"Julian Assange has been the one in hot pursuit to vindicate himself to clear his good name.

"He has been trying to meet with her (the Swedish prosecutor) to find out what the allegations are he has to face and also the evidence against him, which he still hasn't seen."

Speaking to the media before the court appearance, Mr Stephens said Mr Assange was “fine". "He’s in good spirits.”

Arrest outrage

But after bail was denied, the WikiLeaks website immediately posted a message on its Twitter page. "Let down by the UK justice system's bizarre decision to refuse bail to Julian Assange," it read.

The website said the release of confidential US diplomatic cables would continue.

"Today's actions against our editor-in-chief Julian Assange won't affect our operations: we will release more cables tonight as normal," it said.

Outside court, UK-based Australian journalist and documentary filmmaker John Pilger spoke in support of Mr Assange, describing the case against him as "outrageous".

"This shouldn't have happened today," he said.

"This is an innocent man. This is a man who has made some very serious enemies for the very best of reasons. Any journalist who feels anything about what we do should be supporting him 100 per cent."

Prior to Mr Assange's arrest, Australian Attorney-General Robert McClelland said he was entitled to return to his home country and to receive consular help from Australian officials should he be arrested overseas.

Assange speaks out

In an article written by Mr Assange for today's edition of The Australian, the WikiLeaks boss quotes the chairman of News Corporation: "In 1958, a young Rupert Murdoch, then owner and editor of Adelaide’s The News, wrote: 'In the race between secrecy and truth, it seems inevitable that truth will always win.'"

He wrote that WikiLeaks was "fearlessly publishing facts that need to be made public".

"The Gillard government is trying to shoot the messenger because it doesn't want the truth revealed, including information about its own diplomatic and political dealings."

The alleged sex crimes may be only the beginning of Mr Assange's criminal charges.
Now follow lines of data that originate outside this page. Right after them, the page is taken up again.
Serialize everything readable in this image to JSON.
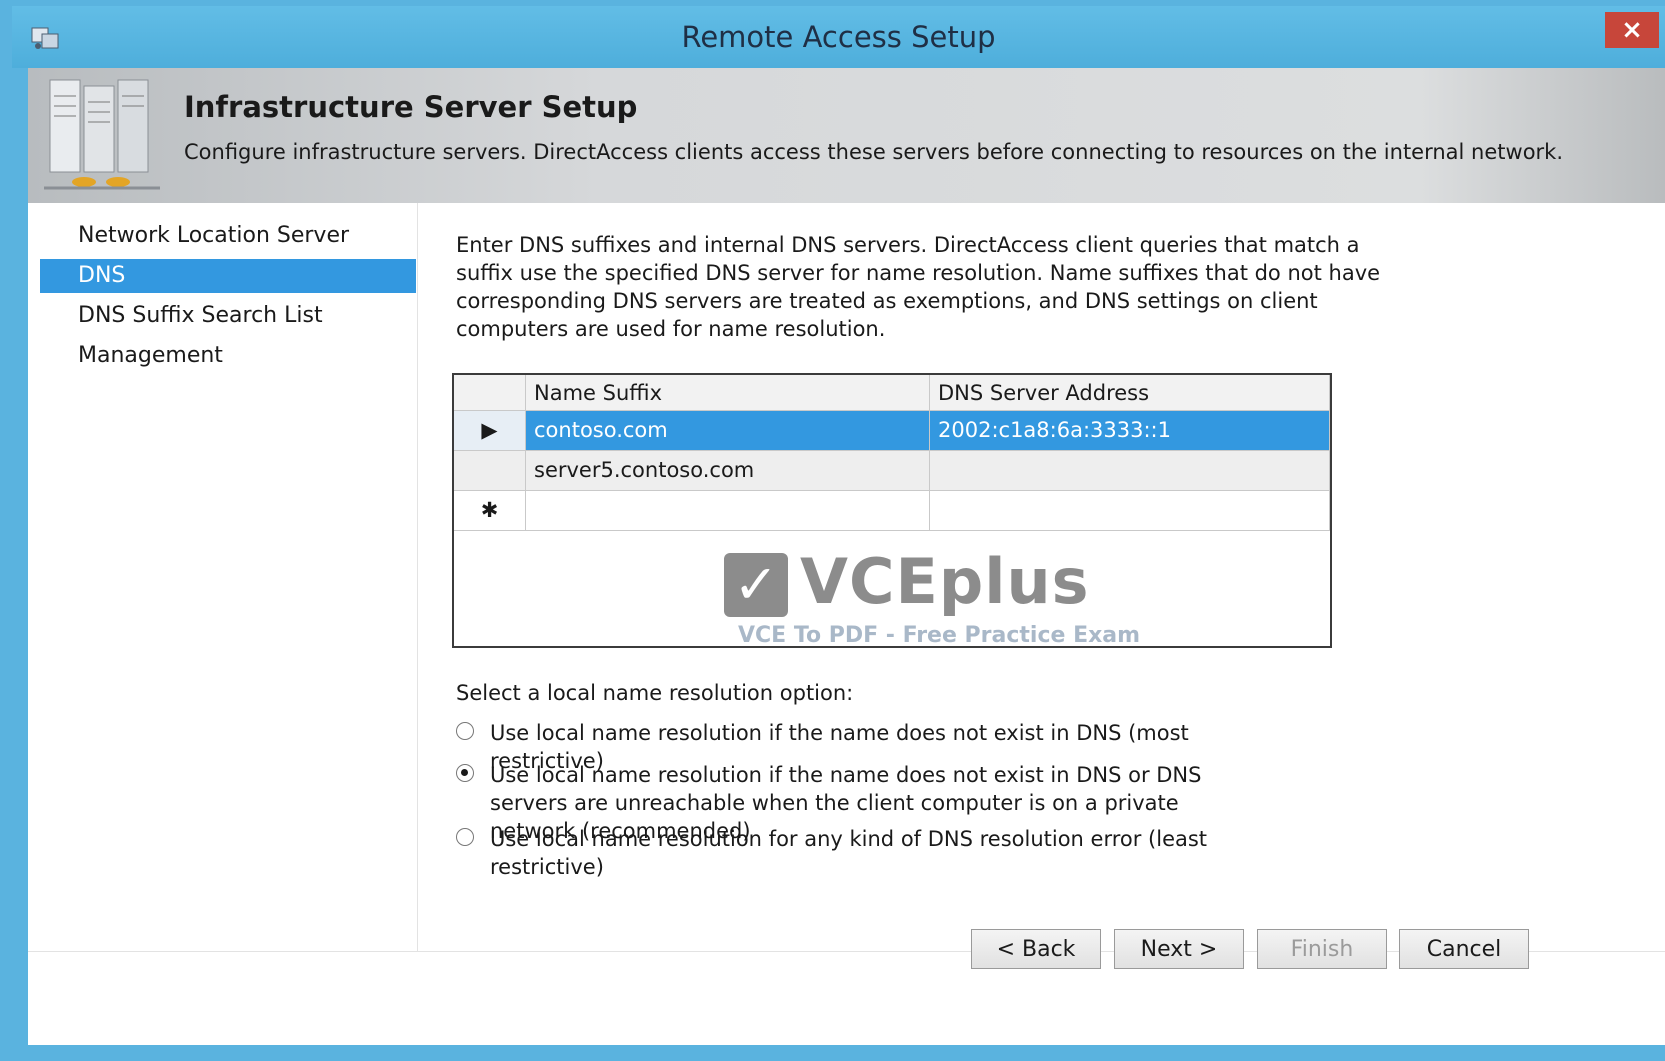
{
  "window": {
    "title": "Remote Access Setup",
    "close_label": "×"
  },
  "header": {
    "title": "Infrastructure Server Setup",
    "description": "Configure infrastructure servers. DirectAccess clients access these servers before connecting to resources on the internal network."
  },
  "nav": {
    "items": [
      {
        "label": "Network Location Server",
        "selected": false
      },
      {
        "label": "DNS",
        "selected": true
      },
      {
        "label": "DNS Suffix Search List",
        "selected": false
      },
      {
        "label": "Management",
        "selected": false
      }
    ]
  },
  "main": {
    "description": "Enter DNS suffixes and internal DNS servers. DirectAccess client queries that match a suffix use the specified DNS server for name resolution. Name suffixes that do not have corresponding DNS servers are treated as exemptions, and DNS settings on client computers are used for name resolution.",
    "grid": {
      "columns": [
        "Name Suffix",
        "DNS Server Address"
      ],
      "rows": [
        {
          "marker": "▶",
          "suffix": "contoso.com",
          "address": "2002:c1a8:6a:3333::1",
          "selected": true
        },
        {
          "marker": "",
          "suffix": "server5.contoso.com",
          "address": "",
          "selected": false
        },
        {
          "marker": "✱",
          "suffix": "",
          "address": "",
          "selected": false
        }
      ]
    },
    "watermark": {
      "check": "✓",
      "brand": "VCEplus",
      "tagline": "VCE To PDF - Free Practice Exam"
    },
    "resolution_label": "Select a local name resolution option:",
    "options": [
      {
        "label": "Use local name resolution if the name does not exist in DNS (most restrictive)",
        "checked": false
      },
      {
        "label": "Use local name resolution if the name does not exist in DNS or DNS servers are unreachable when the client computer is on a private network (recommended)",
        "checked": true
      },
      {
        "label": "Use local name resolution for any kind of DNS resolution error (least restrictive)",
        "checked": false
      }
    ]
  },
  "buttons": {
    "back": "< Back",
    "next": "Next >",
    "finish": "Finish",
    "cancel": "Cancel"
  },
  "colors": {
    "titlebar": "#5ab3df",
    "selection": "#3398e0",
    "close": "#c7463a"
  }
}
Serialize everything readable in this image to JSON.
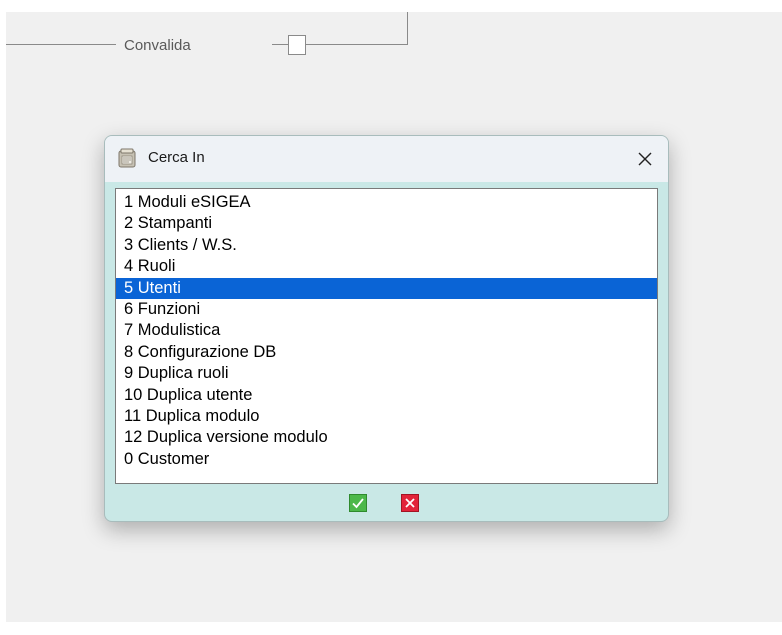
{
  "background": {
    "flow_label": "Convalida"
  },
  "dialog": {
    "title": "Cerca In",
    "icon": "app-window-icon",
    "close_icon": "close-icon",
    "items": [
      {
        "label": "1 Moduli eSIGEA",
        "selected": false
      },
      {
        "label": "2 Stampanti",
        "selected": false
      },
      {
        "label": "3 Clients / W.S.",
        "selected": false
      },
      {
        "label": "4 Ruoli",
        "selected": false
      },
      {
        "label": "5 Utenti",
        "selected": true
      },
      {
        "label": "6 Funzioni",
        "selected": false
      },
      {
        "label": "7 Modulistica",
        "selected": false
      },
      {
        "label": "8 Configurazione DB",
        "selected": false
      },
      {
        "label": "9 Duplica ruoli",
        "selected": false
      },
      {
        "label": "10 Duplica utente",
        "selected": false
      },
      {
        "label": "11 Duplica modulo",
        "selected": false
      },
      {
        "label": "12 Duplica versione modulo",
        "selected": false
      },
      {
        "label": "0 Customer",
        "selected": false
      }
    ],
    "ok_icon": "checkmark-icon",
    "cancel_icon": "x-icon"
  },
  "colors": {
    "dialog_bg": "#c9e8e6",
    "titlebar_bg": "#eef2f6",
    "selection": "#0a64d6",
    "ok_green": "#4cb84a",
    "cancel_red": "#e2243a"
  }
}
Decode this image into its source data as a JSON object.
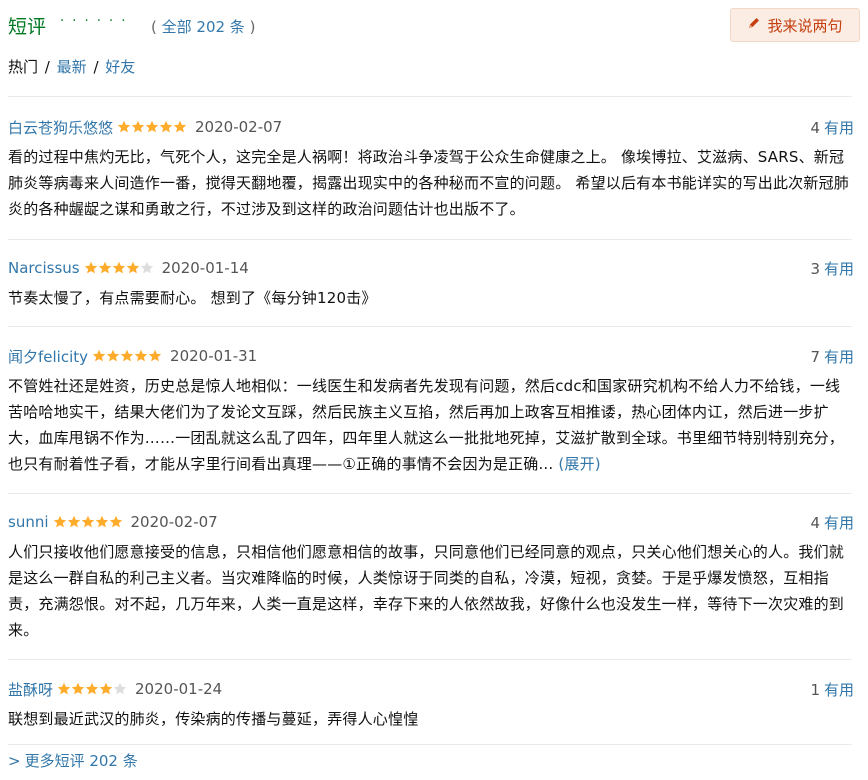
{
  "header": {
    "title": "短评",
    "dots": "· · · · · ·",
    "count_open": "(",
    "count_text": "全部 202 条",
    "count_close": ")",
    "write_button": "我来说两句"
  },
  "tabs": {
    "hot": "热门",
    "sep": "/",
    "latest": "最新",
    "friends": "好友"
  },
  "colors": {
    "link": "#3377aa",
    "star": "#ffac2d",
    "star_empty": "#dddddd",
    "button_bg": "#fbede3",
    "button_text": "#c53f10"
  },
  "comments": [
    {
      "user": "白云苍狗乐悠悠",
      "rating": 5,
      "date": "2020-02-07",
      "votes": "4",
      "votes_label": "有用",
      "text": "看的过程中焦灼无比，气死个人，这完全是人祸啊！将政治斗争凌驾于公众生命健康之上。 像埃博拉、艾滋病、SARS、新冠肺炎等病毒来人间造作一番，搅得天翻地覆，揭露出现实中的各种秘而不宣的问题。 希望以后有本书能详实的写出此次新冠肺炎的各种龌龊之谋和勇敢之行，不过涉及到这样的政治问题估计也出版不了。",
      "expand": ""
    },
    {
      "user": "Narcissus",
      "rating": 4,
      "date": "2020-01-14",
      "votes": "3",
      "votes_label": "有用",
      "text": "节奏太慢了，有点需要耐心。 想到了《每分钟120击》",
      "expand": ""
    },
    {
      "user": "闻夕felicity",
      "rating": 5,
      "date": "2020-01-31",
      "votes": "7",
      "votes_label": "有用",
      "text": "不管姓社还是姓资，历史总是惊人地相似：一线医生和发病者先发现有问题，然后cdc和国家研究机构不给人力不给钱，一线苦哈哈地实干，结果大佬们为了发论文互踩，然后民族主义互掐，然后再加上政客互相推诿，热心团体内讧，然后进一步扩大，血库甩锅不作为……一团乱就这么乱了四年，四年里人就这么一批批地死掉，艾滋扩散到全球。书里细节特别特别充分，也只有耐着性子看，才能从字里行间看出真理——①正确的事情不会因为是正确...",
      "expand": "(展开)"
    },
    {
      "user": "sunni",
      "rating": 5,
      "date": "2020-02-07",
      "votes": "4",
      "votes_label": "有用",
      "text": "人们只接收他们愿意接受的信息，只相信他们愿意相信的故事，只同意他们已经同意的观点，只关心他们想关心的人。我们就是这么一群自私的利己主义者。当灾难降临的时候，人类惊讶于同类的自私，冷漠，短视，贪婪。于是乎爆发愤怒，互相指责，充满怨恨。对不起，几万年来，人类一直是这样，幸存下来的人依然故我，好像什么也没发生一样，等待下一次灾难的到来。",
      "expand": ""
    },
    {
      "user": "盐酥呀",
      "rating": 4,
      "date": "2020-01-24",
      "votes": "1",
      "votes_label": "有用",
      "text": "联想到最近武汉的肺炎，传染病的传播与蔓延，弄得人心惶惶",
      "expand": ""
    }
  ],
  "more": {
    "arrow": ">",
    "label": "更多短评 202 条"
  }
}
The US Government was also yesterday increasing their efforts to prosecute Mr Assange for criminal activity over WikiLeaks' release of the diplomatic cables.

The US Justice Department had "a very serious, active, ongoing investigation that is criminal in nature" into Mr Assange, US Attorney General Eric Holder said.
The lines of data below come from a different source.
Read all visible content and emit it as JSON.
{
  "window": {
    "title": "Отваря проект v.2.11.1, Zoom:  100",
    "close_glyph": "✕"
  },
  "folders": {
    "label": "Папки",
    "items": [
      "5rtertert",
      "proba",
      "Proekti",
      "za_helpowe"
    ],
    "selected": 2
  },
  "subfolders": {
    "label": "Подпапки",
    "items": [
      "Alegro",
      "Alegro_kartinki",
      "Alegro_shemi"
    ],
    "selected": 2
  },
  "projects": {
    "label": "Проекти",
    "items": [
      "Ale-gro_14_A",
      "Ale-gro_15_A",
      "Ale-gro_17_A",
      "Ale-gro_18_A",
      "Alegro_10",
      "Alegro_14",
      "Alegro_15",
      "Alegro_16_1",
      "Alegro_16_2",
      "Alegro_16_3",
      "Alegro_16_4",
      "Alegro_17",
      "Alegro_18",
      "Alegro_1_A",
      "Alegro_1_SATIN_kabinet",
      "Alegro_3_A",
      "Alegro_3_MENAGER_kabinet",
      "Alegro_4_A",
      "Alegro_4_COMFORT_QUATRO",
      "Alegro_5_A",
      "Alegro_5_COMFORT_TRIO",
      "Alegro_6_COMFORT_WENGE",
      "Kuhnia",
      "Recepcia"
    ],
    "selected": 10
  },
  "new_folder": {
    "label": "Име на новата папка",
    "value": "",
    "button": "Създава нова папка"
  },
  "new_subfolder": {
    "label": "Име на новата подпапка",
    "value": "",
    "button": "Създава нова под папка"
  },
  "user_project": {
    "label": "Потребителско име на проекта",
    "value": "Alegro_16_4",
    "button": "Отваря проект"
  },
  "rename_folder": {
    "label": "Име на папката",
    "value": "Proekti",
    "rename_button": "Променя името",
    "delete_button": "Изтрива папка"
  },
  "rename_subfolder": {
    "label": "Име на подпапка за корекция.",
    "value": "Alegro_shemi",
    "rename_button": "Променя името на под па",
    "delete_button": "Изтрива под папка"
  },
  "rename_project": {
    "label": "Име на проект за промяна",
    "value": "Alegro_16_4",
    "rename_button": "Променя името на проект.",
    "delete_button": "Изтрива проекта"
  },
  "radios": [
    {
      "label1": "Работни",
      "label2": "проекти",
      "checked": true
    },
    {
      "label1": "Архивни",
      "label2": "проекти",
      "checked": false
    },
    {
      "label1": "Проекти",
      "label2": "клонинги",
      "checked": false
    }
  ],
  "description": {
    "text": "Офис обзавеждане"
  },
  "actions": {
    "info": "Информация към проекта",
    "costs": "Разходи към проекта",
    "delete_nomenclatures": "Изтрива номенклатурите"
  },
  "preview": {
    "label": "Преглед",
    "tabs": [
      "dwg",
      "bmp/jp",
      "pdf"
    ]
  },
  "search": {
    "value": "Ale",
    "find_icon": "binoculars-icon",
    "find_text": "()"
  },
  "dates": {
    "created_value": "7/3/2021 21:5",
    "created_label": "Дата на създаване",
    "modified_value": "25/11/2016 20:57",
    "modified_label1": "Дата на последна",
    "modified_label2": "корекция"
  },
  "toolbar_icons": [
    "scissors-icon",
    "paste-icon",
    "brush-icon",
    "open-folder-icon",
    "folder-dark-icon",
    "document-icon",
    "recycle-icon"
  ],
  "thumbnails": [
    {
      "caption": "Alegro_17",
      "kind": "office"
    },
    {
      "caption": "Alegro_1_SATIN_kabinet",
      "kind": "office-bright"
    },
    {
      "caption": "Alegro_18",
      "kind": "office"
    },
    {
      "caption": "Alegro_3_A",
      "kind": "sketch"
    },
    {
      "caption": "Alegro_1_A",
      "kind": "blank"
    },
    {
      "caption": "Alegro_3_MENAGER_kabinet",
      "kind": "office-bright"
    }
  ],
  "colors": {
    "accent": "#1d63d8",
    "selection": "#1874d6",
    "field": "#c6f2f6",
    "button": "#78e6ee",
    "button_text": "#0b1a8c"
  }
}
US defence secretary Robert Gates welcomed Mr Assange's arrest, saying it "sounds like good news."

In reply to the US arrest threats, the Australian sent a chilling threat, saying if he was prosecuted or assassinated he would unlock a 'poison pill' - the entire archive of internal cables which have been downloaded in a secret document by more than "100,000 people".

Since last Monday WikiLeaks have released just 1000 of the 251,287 internal cables.



Commentary by the Ottawa Mens Centre

What is chilling is the psychopathic lack of empathy of Julian Assange who very obviously has a serious personality problem and probably, a mental health problem that goes with genius IQ, if that is true.

If he has brains upstairs , he sure did not engage them prior to forcing willing participants to PROTECTED SEX into unprotected sex. Its RAPE, and the evidence is damming.

What makes it incredible, is that Assange is claiming to be a victim, despite fleeing Sweden two days before a hearing he agreed to attend and apparently, he does not deny the substance of the allegations, he simply thinks he is above the law and no wonder why.

He also released the names of informants knowing full well that to do so was a virtual death sentence.

He has a lot to answer for and hopefully, a lot of time in cell to think about his actions.